Planning for a new arena in Lloydminster has moved into an urgent stage, says a  feasibility study of some of the city’s recreation sites.

Research conducted by Gibbs Gage Architects sought to determine the future needs of the Centennial Civic Centre and Bioclean Aquatic Centre. In their findings, concluded that there is an urgency to move forward with the planning of a new arena venue, as the CCC will enter the end of its usable life within the next five to seven years.

The study took feedback from Stakeholder Groups, City Administration, the public and several City documents.  In it, Gibbs Gage also found a possible need for aquatic spaces, but the urgency is not as immediate for the aquatic facility because the existing BioClean Aquatic Centre has been well maintained.

Mayor Gerald Aalbers says that the CCC was built in 1967, while the Bioclean was built in 1988, and thus the arena’s repairs are more urgent.

“We have a structural report that indicates that something has to be done, or else the Civic Centre will get to the point of non-serviceability to the community. So that’s what lead this discussion more than anything.”

The report presented several possibilities for both program configuration, including the possibility of combining an arena and aquatic facility in the future, ideas for site locations as well as associated costs.
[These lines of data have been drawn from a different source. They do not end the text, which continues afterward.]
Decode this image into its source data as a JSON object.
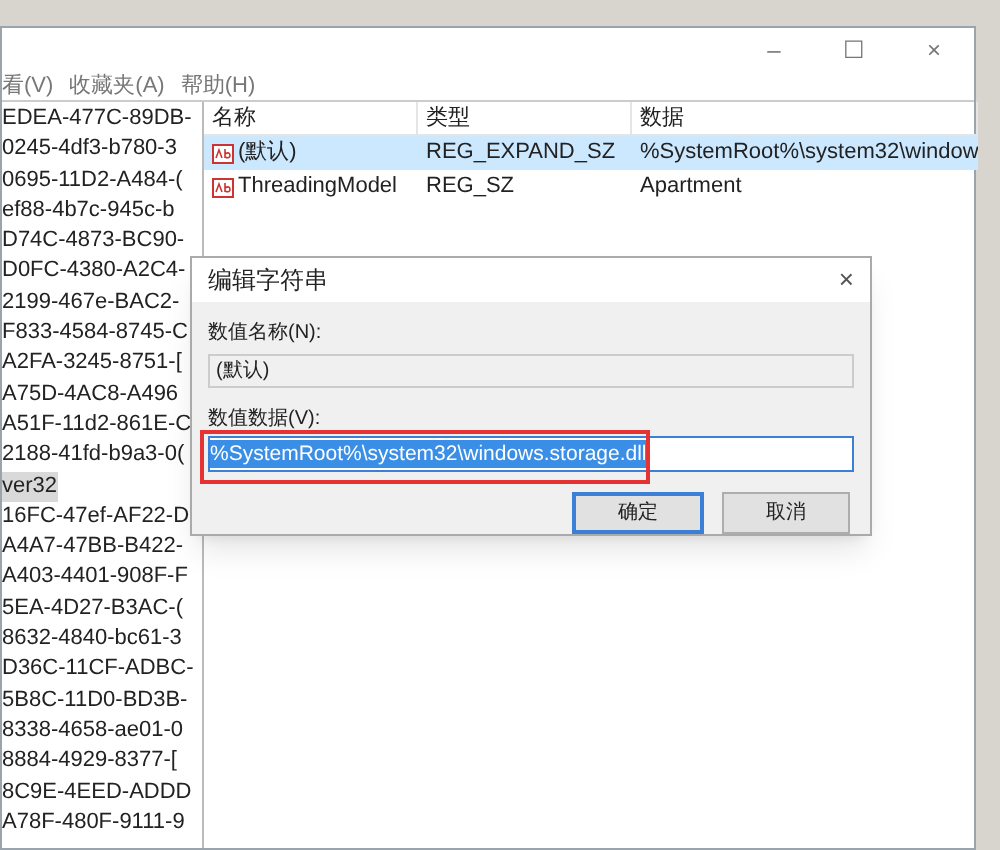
{
  "window": {
    "controls": [
      "–",
      "☐",
      "×"
    ]
  },
  "menu": [
    "看(V)",
    "收藏夹(A)",
    "帮助(H)"
  ],
  "tree": [
    {
      "label": "EDEA-477C-89DB-",
      "selected": false
    },
    {
      "label": "0245-4df3-b780-3",
      "selected": false
    },
    {
      "label": "0695-11D2-A484-(",
      "selected": false
    },
    {
      "label": "ef88-4b7c-945c-b",
      "selected": false
    },
    {
      "label": "D74C-4873-BC90-",
      "selected": false
    },
    {
      "label": "D0FC-4380-A2C4-",
      "selected": false
    },
    {
      "label": "2199-467e-BAC2-",
      "selected": false
    },
    {
      "label": "F833-4584-8745-C",
      "selected": false
    },
    {
      "label": "A2FA-3245-8751-[",
      "selected": false
    },
    {
      "label": "A75D-4AC8-A496",
      "selected": false
    },
    {
      "label": "A51F-11d2-861E-C",
      "selected": false
    },
    {
      "label": "2188-41fd-b9a3-0(",
      "selected": false
    },
    {
      "label": "ver32",
      "selected": true
    },
    {
      "label": "16FC-47ef-AF22-D",
      "selected": false
    },
    {
      "label": "A4A7-47BB-B422-",
      "selected": false
    },
    {
      "label": "A403-4401-908F-F",
      "selected": false
    },
    {
      "label": "5EA-4D27-B3AC-(",
      "selected": false
    },
    {
      "label": "8632-4840-bc61-3",
      "selected": false
    },
    {
      "label": "D36C-11CF-ADBC-",
      "selected": false
    },
    {
      "label": "5B8C-11D0-BD3B-",
      "selected": false
    },
    {
      "label": "8338-4658-ae01-0",
      "selected": false
    },
    {
      "label": "8884-4929-8377-[",
      "selected": false
    },
    {
      "label": "8C9E-4EED-ADDD",
      "selected": false
    },
    {
      "label": "A78F-480F-9111-9",
      "selected": false
    }
  ],
  "table": {
    "columns": [
      "名称",
      "类型",
      "数据"
    ],
    "rows": [
      {
        "name": "(默认)",
        "type": "REG_EXPAND_SZ",
        "data": "%SystemRoot%\\system32\\window",
        "selected": true
      },
      {
        "name": "ThreadingModel",
        "type": "REG_SZ",
        "data": "Apartment",
        "selected": false
      }
    ]
  },
  "dialog": {
    "title": "编辑字符串",
    "close": "×",
    "name_label": "数值名称(N):",
    "name_value": "(默认)",
    "data_label": "数值数据(V):",
    "data_value": "%SystemRoot%\\system32\\windows.storage.dll",
    "ok": "确定",
    "cancel": "取消"
  }
}
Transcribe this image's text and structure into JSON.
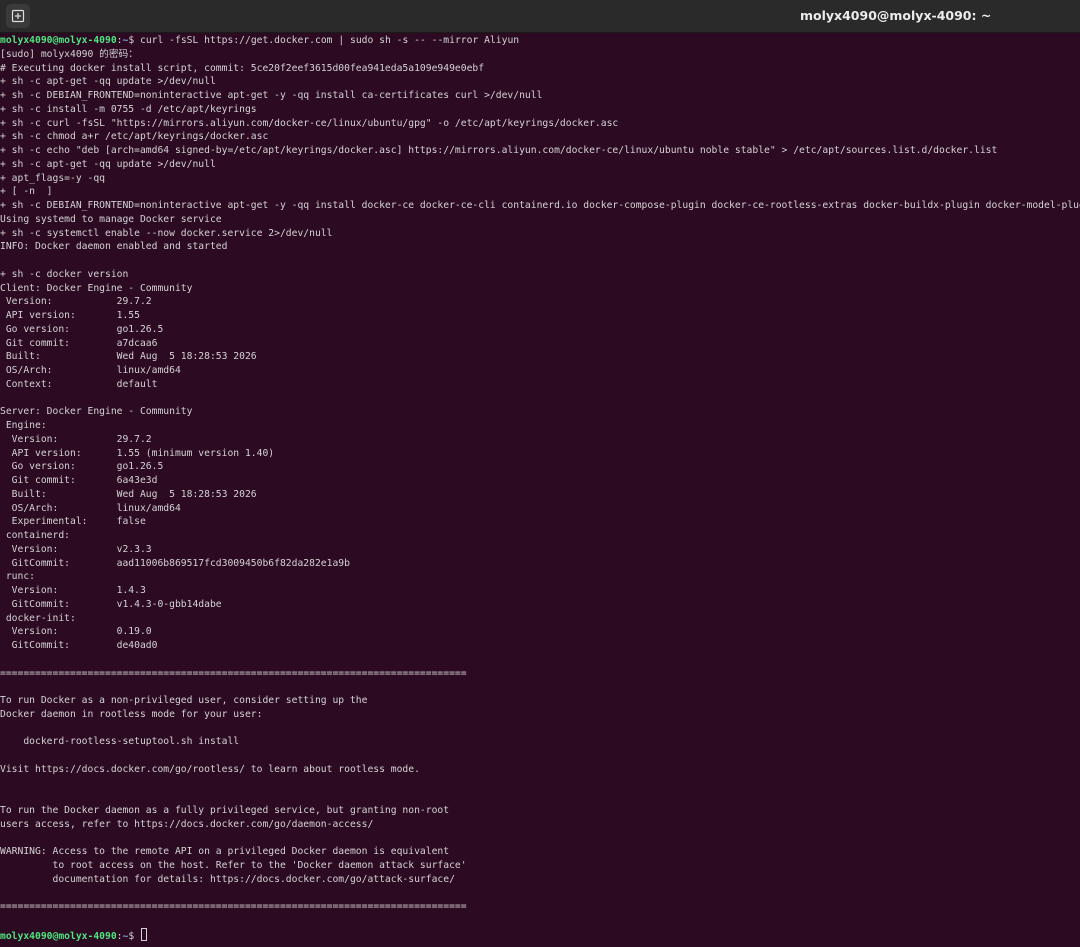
{
  "window": {
    "title": "molyx4090@molyx-4090: ~",
    "new_tab_icon": "new-tab-icon"
  },
  "prompt": {
    "user_host": "molyx4090@molyx-4090",
    "separator": ":",
    "path": "~",
    "symbol": "$"
  },
  "command": " curl -fsSL https://get.docker.com | sudo sh -s -- --mirror Aliyun",
  "output": [
    "[sudo] molyx4090 的密码：",
    "# Executing docker install script, commit: 5ce20f2eef3615d00fea941eda5a109e949e0ebf",
    "+ sh -c apt-get -qq update >/dev/null",
    "+ sh -c DEBIAN_FRONTEND=noninteractive apt-get -y -qq install ca-certificates curl >/dev/null",
    "+ sh -c install -m 0755 -d /etc/apt/keyrings",
    "+ sh -c curl -fsSL \"https://mirrors.aliyun.com/docker-ce/linux/ubuntu/gpg\" -o /etc/apt/keyrings/docker.asc",
    "+ sh -c chmod a+r /etc/apt/keyrings/docker.asc",
    "+ sh -c echo \"deb [arch=amd64 signed-by=/etc/apt/keyrings/docker.asc] https://mirrors.aliyun.com/docker-ce/linux/ubuntu noble stable\" > /etc/apt/sources.list.d/docker.list",
    "+ sh -c apt-get -qq update >/dev/null",
    "+ apt_flags=-y -qq",
    "+ [ -n  ]",
    "+ sh -c DEBIAN_FRONTEND=noninteractive apt-get -y -qq install docker-ce docker-ce-cli containerd.io docker-compose-plugin docker-ce-rootless-extras docker-buildx-plugin docker-model-plugin >/dev/null",
    "Using systemd to manage Docker service",
    "+ sh -c systemctl enable --now docker.service 2>/dev/null",
    "INFO: Docker daemon enabled and started",
    "",
    "+ sh -c docker version",
    "Client: Docker Engine - Community",
    " Version:           29.7.2",
    " API version:       1.55",
    " Go version:        go1.26.5",
    " Git commit:        a7dcaa6",
    " Built:             Wed Aug  5 18:28:53 2026",
    " OS/Arch:           linux/amd64",
    " Context:           default",
    "",
    "Server: Docker Engine - Community",
    " Engine:",
    "  Version:          29.7.2",
    "  API version:      1.55 (minimum version 1.40)",
    "  Go version:       go1.26.5",
    "  Git commit:       6a43e3d",
    "  Built:            Wed Aug  5 18:28:53 2026",
    "  OS/Arch:          linux/amd64",
    "  Experimental:     false",
    " containerd:",
    "  Version:          v2.3.3",
    "  GitCommit:        aad11006b869517fcd3009450b6f82da282e1a9b",
    " runc:",
    "  Version:          1.4.3",
    "  GitCommit:        v1.4.3-0-gbb14dabe",
    " docker-init:",
    "  Version:          0.19.0",
    "  GitCommit:        de40ad0",
    "",
    "================================================================================",
    "",
    "To run Docker as a non-privileged user, consider setting up the",
    "Docker daemon in rootless mode for your user:",
    "",
    "    dockerd-rootless-setuptool.sh install",
    "",
    "Visit https://docs.docker.com/go/rootless/ to learn about rootless mode.",
    "",
    "",
    "To run the Docker daemon as a fully privileged service, but granting non-root",
    "users access, refer to https://docs.docker.com/go/daemon-access/",
    "",
    "WARNING: Access to the remote API on a privileged Docker daemon is equivalent",
    "         to root access on the host. Refer to the 'Docker daemon attack surface'",
    "         documentation for details: https://docs.docker.com/go/attack-surface/",
    "",
    "================================================================================",
    ""
  ],
  "colors": {
    "background": "#2c0a22",
    "text": "#d3d3d3",
    "prompt_user": "#4ee47f",
    "prompt_path": "#7a9dd8"
  }
}
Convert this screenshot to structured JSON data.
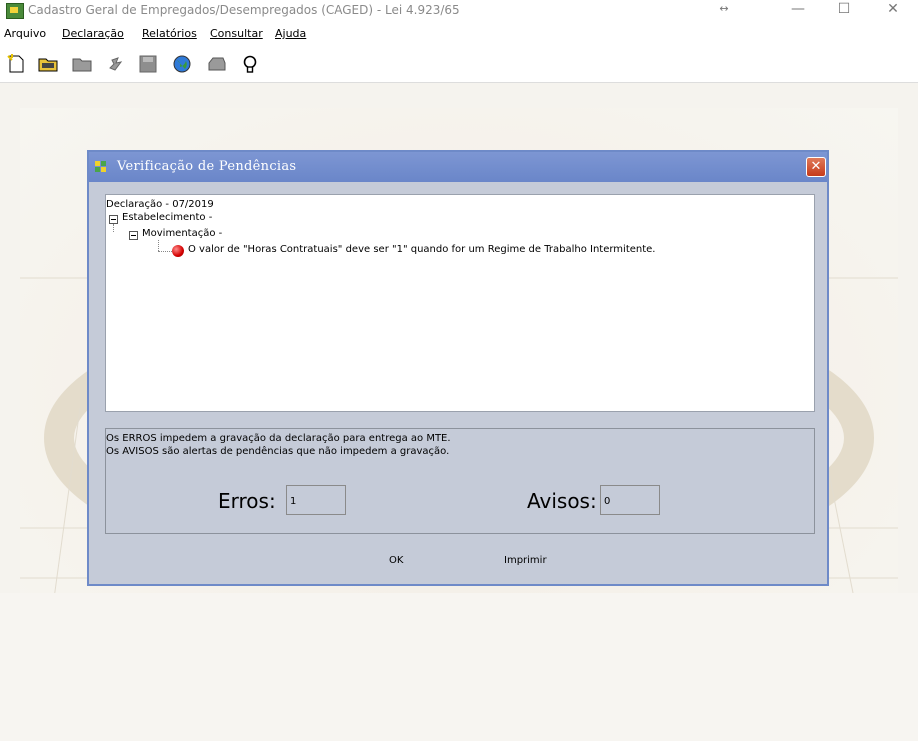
{
  "window": {
    "title": "Cadastro Geral de Empregados/Desempregados (CAGED) - Lei 4.923/65"
  },
  "menu": {
    "items": [
      "Arquivo",
      "Declaração",
      "Relatórios",
      "Consultar",
      "Ajuda"
    ]
  },
  "toolbar": {
    "icons": [
      "new-document-icon",
      "open-folder-icon",
      "folder-icon",
      "verify-icon",
      "save-icon",
      "globe-icon",
      "print-icon",
      "help-bulb-icon"
    ]
  },
  "dialog": {
    "title": "Verificação de Pendências",
    "close_label": "✕",
    "tree": {
      "root": "Declaração  - 07/2019",
      "establishment": "Estabelecimento -",
      "movement": "Movimentação -",
      "error_message": "O valor de \"Horas Contratuais\" deve ser \"1\" quando for um Regime de Trabalho Intermitente."
    },
    "info": {
      "line1": "Os ERROS impedem a gravação da declaração para entrega ao MTE.",
      "line2": "Os AVISOS são alertas de pendências que não impedem a gravação.",
      "errors_label": "Erros:",
      "errors_value": "1",
      "warnings_label": "Avisos:",
      "warnings_value": "0"
    },
    "buttons": {
      "ok": "OK",
      "print": "Imprimir"
    }
  },
  "colors": {
    "dialog_title": "#6a86c9",
    "dialog_body": "#c5cbd8",
    "error": "#d40000"
  }
}
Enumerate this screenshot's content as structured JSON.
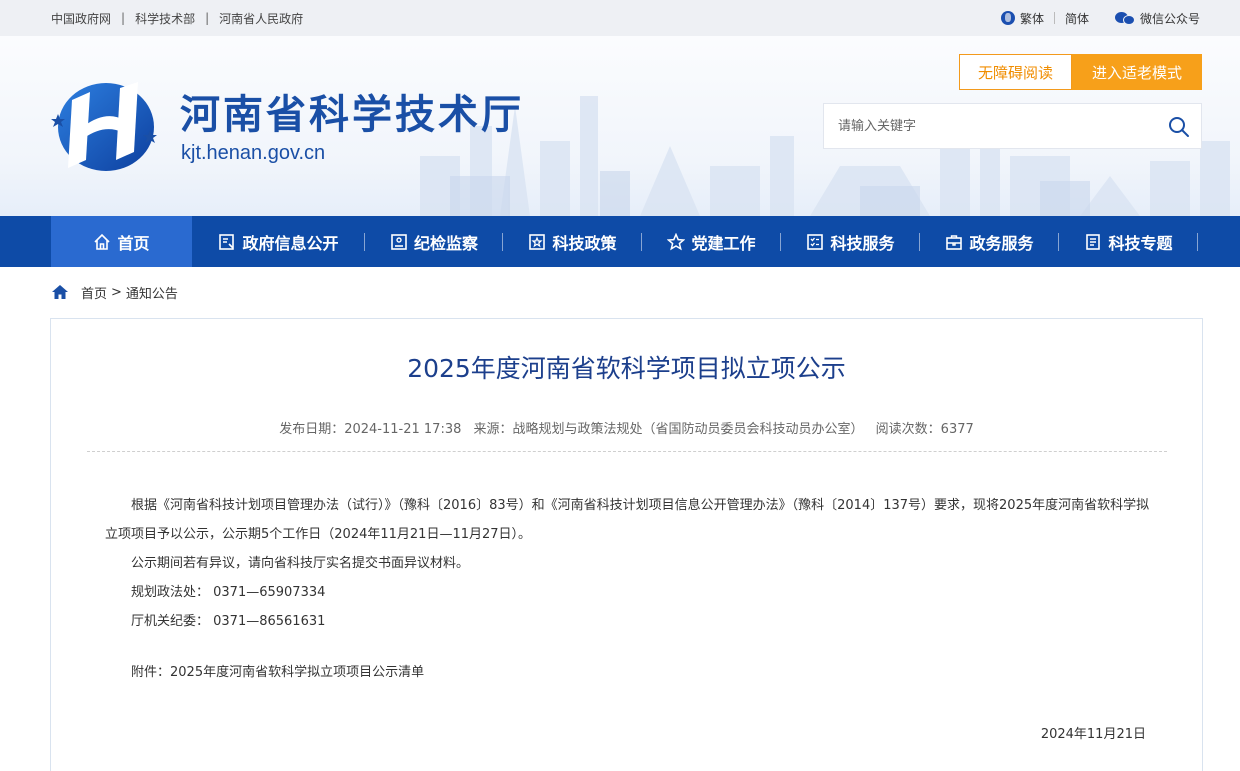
{
  "topbar": {
    "links": [
      "中国政府网",
      "科学技术部",
      "河南省人民政府"
    ],
    "separator": "|",
    "traditional": "繁体",
    "simplified": "简体",
    "wechat": "微信公众号"
  },
  "header": {
    "site_title": "河南省科学技术厅",
    "site_domain": "kjt.henan.gov.cn",
    "accessibility_btn": "无障碍阅读",
    "elder_mode_btn": "进入适老模式",
    "search_placeholder": "请输入关键字"
  },
  "nav": {
    "items": [
      {
        "label": "首页",
        "icon": "home-icon",
        "active": true
      },
      {
        "label": "政府信息公开",
        "icon": "info-disclosure-icon"
      },
      {
        "label": "纪检监察",
        "icon": "supervision-icon"
      },
      {
        "label": "科技政策",
        "icon": "policy-icon"
      },
      {
        "label": "党建工作",
        "icon": "star-icon"
      },
      {
        "label": "科技服务",
        "icon": "checklist-icon"
      },
      {
        "label": "政务服务",
        "icon": "briefcase-icon"
      },
      {
        "label": "科技专题",
        "icon": "document-icon"
      }
    ]
  },
  "breadcrumb": {
    "home": "首页",
    "separator": ">",
    "current": "通知公告"
  },
  "article": {
    "title": "2025年度河南省软科学项目拟立项公示",
    "meta": {
      "date": "发布日期：2024-11-21 17:38",
      "source": "来源：战略规划与政策法规处（省国防动员委员会科技动员办公室）",
      "views": "阅读次数：6377"
    },
    "paragraphs": [
      "根据《河南省科技计划项目管理办法（试行）》（豫科〔2016〕83号）和《河南省科技计划项目信息公开管理办法》（豫科〔2014〕137号）要求，现将2025年度河南省软科学拟立项项目予以公示，公示期5个工作日（2024年11月21日—11月27日）。",
      "公示期间若有异议，请向省科技厅实名提交书面异议材料。",
      "规划政法处： 0371—65907334",
      "厅机关纪委： 0371—86561631"
    ],
    "attachment": "附件：2025年度河南省软科学拟立项项目公示清单",
    "sign_date": "2024年11月21日"
  },
  "colors": {
    "nav_bg": "#0e4ba7",
    "nav_active": "#2a6ad0",
    "title_blue": "#1a4fa6",
    "accent_orange": "#f7a01a"
  }
}
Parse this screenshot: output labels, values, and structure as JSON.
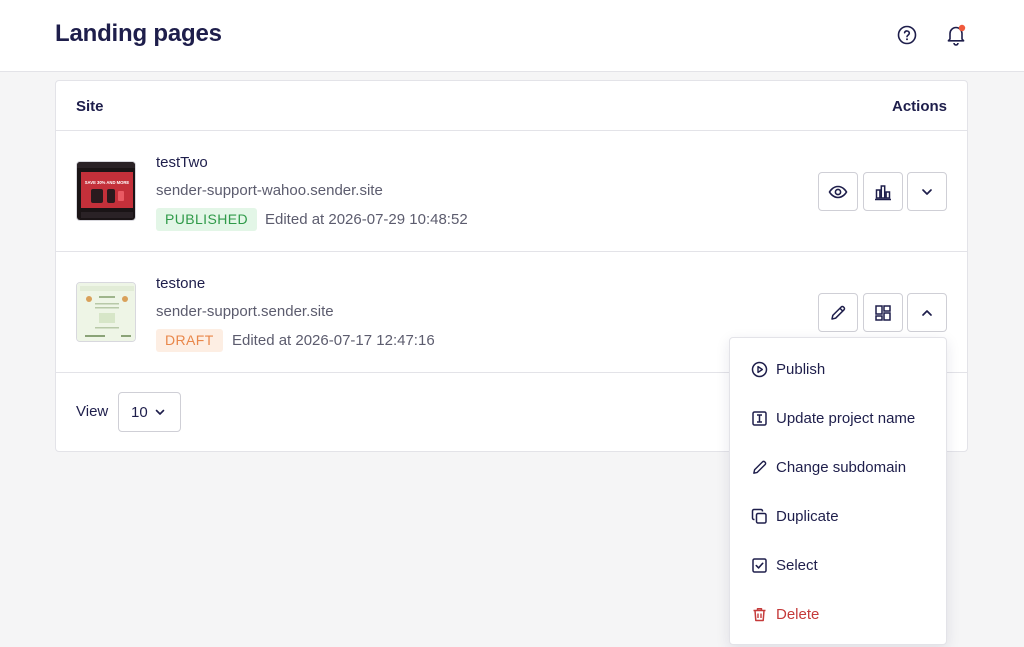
{
  "header": {
    "title": "Landing pages",
    "help_icon": "help-circle-icon",
    "bell_icon": "bell-icon"
  },
  "colors": {
    "text_primary": "#1e1e4b",
    "text_secondary": "#5c5c6e",
    "published_bg": "#e3f6e7",
    "published_fg": "#2f9a49",
    "draft_bg": "#fdeee3",
    "draft_fg": "#e9874a",
    "danger": "#c53a3a",
    "notification_dot": "#f05a3c"
  },
  "table": {
    "columns": [
      "Site",
      "Actions"
    ],
    "rows": [
      {
        "name": "testTwo",
        "domain": "sender-support-wahoo.sender.site",
        "status": "PUBLISHED",
        "edited": "Edited at 2026-07-29 10:48:52",
        "thumb_text": "SAVE 30% AND MORE",
        "actions": [
          "eye-icon",
          "bar-chart-icon",
          "chevron-down-icon"
        ]
      },
      {
        "name": "testone",
        "domain": "sender-support.sender.site",
        "status": "DRAFT",
        "edited": "Edited at 2026-07-17 12:47:16",
        "actions": [
          "pencil-icon",
          "grid-icon",
          "chevron-up-icon"
        ]
      }
    ]
  },
  "footer": {
    "view_label": "View",
    "page_size": "10"
  },
  "dropdown_menu": {
    "items": [
      {
        "label": "Publish",
        "icon": "play-circle-icon"
      },
      {
        "label": "Update project name",
        "icon": "text-cursor-icon"
      },
      {
        "label": "Change subdomain",
        "icon": "pencil-icon"
      },
      {
        "label": "Duplicate",
        "icon": "copy-icon"
      },
      {
        "label": "Select",
        "icon": "checkbox-icon"
      },
      {
        "label": "Delete",
        "icon": "trash-icon"
      }
    ]
  }
}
This is only the first step of the project, however. It is planned that after the municipal election happens on November 9th, a recommendation will be made that council start planning work for a replacement for the Centennial Civic Centre as design and construction is expected to take several years.

In the meantime, while planning this out, Aalbers says he would like to get other priority projects like the Wastewater Treatment Plant, the Lloydminster Public Library and Lloydminster Cultural and Science Centre to be completed first.

“I would remise to come up with a date, and say this is a target date. Personally, sitting in the chair I’m in, I would like to keep the Civic Centre alive, within reason, as long as possible. Just so that it gives us as much time as possible to do fundraising, obtain government grants, and go to the community and say ‘we need to borrow this much money and this is what it’s going to cost,’ because at the end of the day that’s the biggest piece of the puzzle.”

He adds that the planning stages will require quite a bit of important community feedback going ahead, and upcoming council will need to balance this project with several others that may come up.

The Recreation Facilities Feasibility Study will be presented to Council during the October 26, 2020 Regular Council meeting for acceptance and to move ahead on planning.